AUTO In [3]: r3 = run(r2('HB1'),c='yam.2',UZR={-2:3},ISW=1,IPS=2,ILP=0,IPLT=-1)
Starting yam ...

  BR    PT  TY  LAB    PAR(2)        MIN U(1)      MAX U(1)      MAX U(2)      MAX U(3)
  13   100       19   7.18230E+00   1.38549E-01   5.52980E+00   1.47324E-01   1.17757E-01
  13   200       20   6.33871E+00   1.93734E-02   7.18718E+00   1.92397E-01   1.41228E-01
  13   300       21   5.68379E+00   3.50677E-03   7.75285E+00   2.11506E-01   1.48706E-01
  13   400       22   5.18226E+00   7.23511E-04   7.88476E+00   2.20634E-01   1.51414E-01
  13   500       23   4.79096E+00   1.65134E-04   7.80820E+00   2.24777E-01   1.52480E-01
  13   600       24   4.47883E+00   4.13158E-05   7.61930E+00   2.26042E-01   1.52923E-01
  13   700       25   4.22482E+00   1.12902E-05   7.36622E+00   2.25495E-01   1.53115E-01
  13   800       26   4.01451E+00   3.36259E-06   7.07585E+00   2.23743E-01   1.53200E-01

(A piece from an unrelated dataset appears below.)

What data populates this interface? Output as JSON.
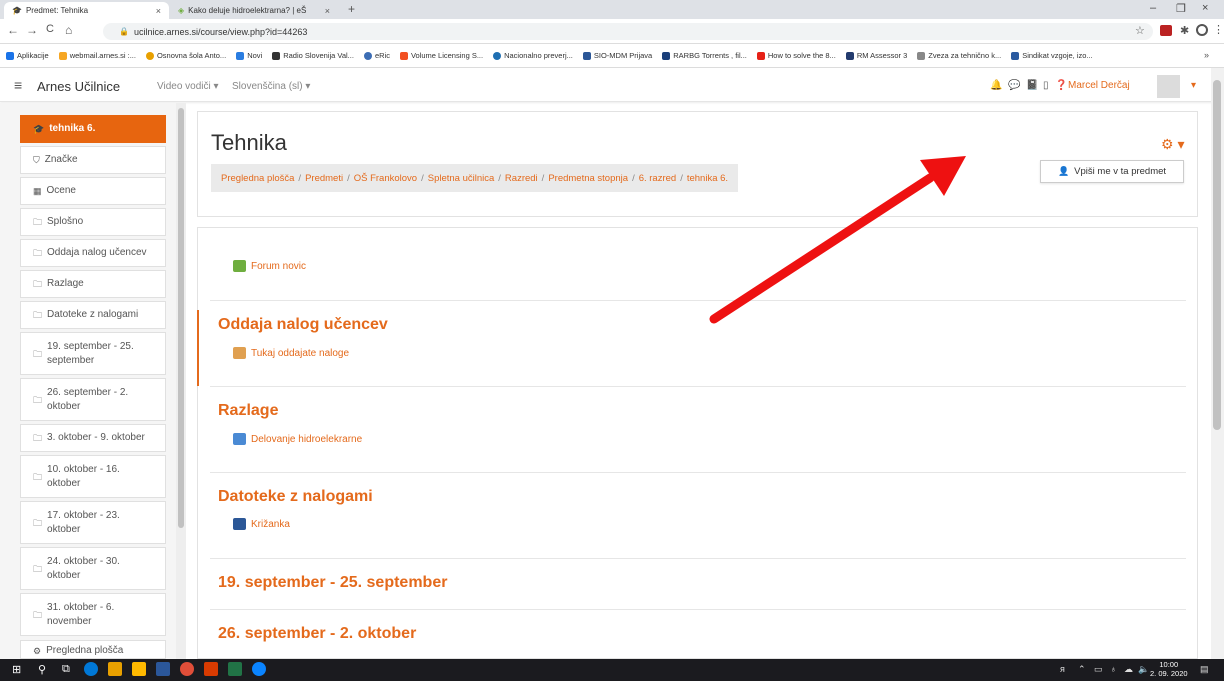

now, you can use the in built matplotlib plotting tools if you're preparing a figure for publication, but if you want to overlay results on numerical simulations or do some type complex plot in plain matplotlib.. then your best bet is to get the data out of AUTO and far away as fast as possible....

a crude regex that i've been using (for example)

AUTO In [4]: !tail -n +17 fort.7 | awk '{print $2","$5","$7","$8}' \
                                 | sed -e '1s/^/st,js,i1,i2\n/'    \
                                 | sed 's/\([0-9]\)-\([0-9]\)/\1E-\2/g' > hopf.sol

here you get out information about the stability of the equilibrium/limit cycle from the sign of $2 (negative for stable, positive for unstable), and you can then pick out whichever other columns are useful.. (note, this isn't something you'll need to be doing regularly, but it's still useful to know how)

now, this bifurcation information is contained in the file hopf.sol..

my strategy for plotting data I've exported from AUTO then goes something like..

from pylab import *
import pandas as pd

hp = pd.read_csv('hopf.sol')

stable_hp = hp[ hp['st'] < 0 ]
unstable_hp = hp[ hp['st'] > 0 ]

plot( stable_hp['js'], stable_hp['i1'], 'b-')
plot( unstable_hp['js'], unstable_hp['i1'], 'b--')


obviously the plotting tools built in to AUTO are just wrappers of matplotlib anyway, but if you're preparing something for publication or similar, it's useful to be able to break out of the limitations it imposes